In the 19th century artists flocked to Colorado, drawn to the world-renowned styles such as realism and impressionism, but their successors in the early 20th century were resistant to another Old World invention abstraction. However, in the 1930s, some Colorado artists would begin to turn toward abstraction so much so that by the 1950s, this aesthetic mode was well entrenched and came to dominate the visual arts in the state. In the 1960s and 1970s, abstract artists in Colorado set a national standard. Today, in the first decade of the 21st century, the abstract sensibility is alive and well among the state's most accomplished painters and sculptors.

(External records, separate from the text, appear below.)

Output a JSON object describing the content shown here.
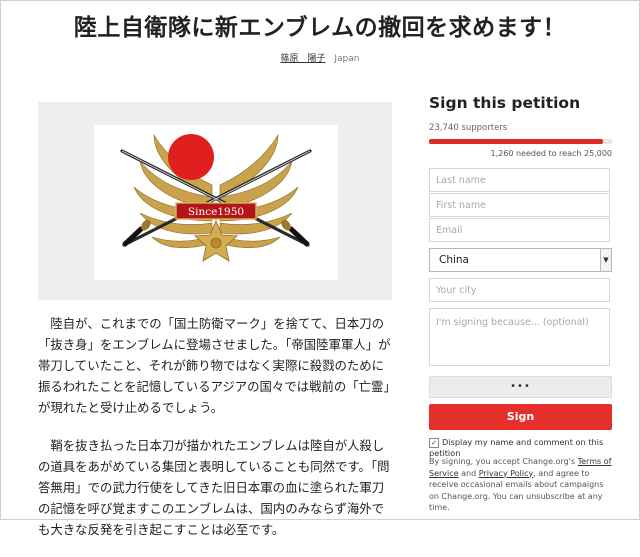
{
  "title": "陸上自衛隊に新エンブレムの撤回を求めます！",
  "author": {
    "name": "篠原　陽子",
    "country": "Japan"
  },
  "emblem": {
    "banner_text": "Since1950"
  },
  "body": {
    "paragraphs": [
      "陸自が、これまでの「国土防衛マーク」を捨てて、日本刀の「抜き身」をエンブレムに登場させました。「帝国陸軍軍人」が帯刀していたこと、それが飾り物ではなく実際に殺戮のために振るわれたことを記憶しているアジアの国々では戦前の「亡霊」が現れたと受け止めるでしょう。",
      "鞘を抜き払った日本刀が描かれたエンブレムは陸自が人殺しの道具をあがめている集団と表明していることも同然です。「問答無用」での武力行使をしてきた旧日本軍の血に塗られた軍刀の記憶を呼び覚ますこのエンブレムは、国内のみならず海外でも大きな反発を引き起こすことは必至です。"
    ]
  },
  "petition": {
    "heading": "Sign this petition",
    "supporters": "23,740 supporters",
    "progress": 0.95,
    "needed": "1,260 needed to reach 25,000",
    "first_name_placeholder": "Last name",
    "last_name_placeholder": "First name",
    "email_placeholder": "Email",
    "country": "China",
    "city_placeholder": "Your city",
    "comment_placeholder": "I'm signing because...  (optional)",
    "more_label": "•••",
    "sign_label": "Sign",
    "display_label": "Display my name and comment on this petition",
    "terms": {
      "prefix": "By signing, you accept Change.org's ",
      "tos": "Terms of Service",
      "and": " and ",
      "privacy": "Privacy Policy",
      "suffix": ", and agree to receive occasional emails about campaigns on Change.org. You can unsubscribe at any time."
    }
  },
  "colors": {
    "accent": "#e42f2a",
    "progress": "#dc2a27",
    "gold": "#c9a24a",
    "rising_sun": "#e11f1f"
  }
}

With more than 200 color plates, this lavishly illustrated book begins with Michael Paglia's overview of the history of abstraction in Colorado, commencing with the generation of artists from the first half of the 20th century, and concluding with the late modernists from the end of the second. This historic discussion is followed by individual essays by Chandler, spotlighting the careers of more than fifty artists currently creating abstract works in Colorado.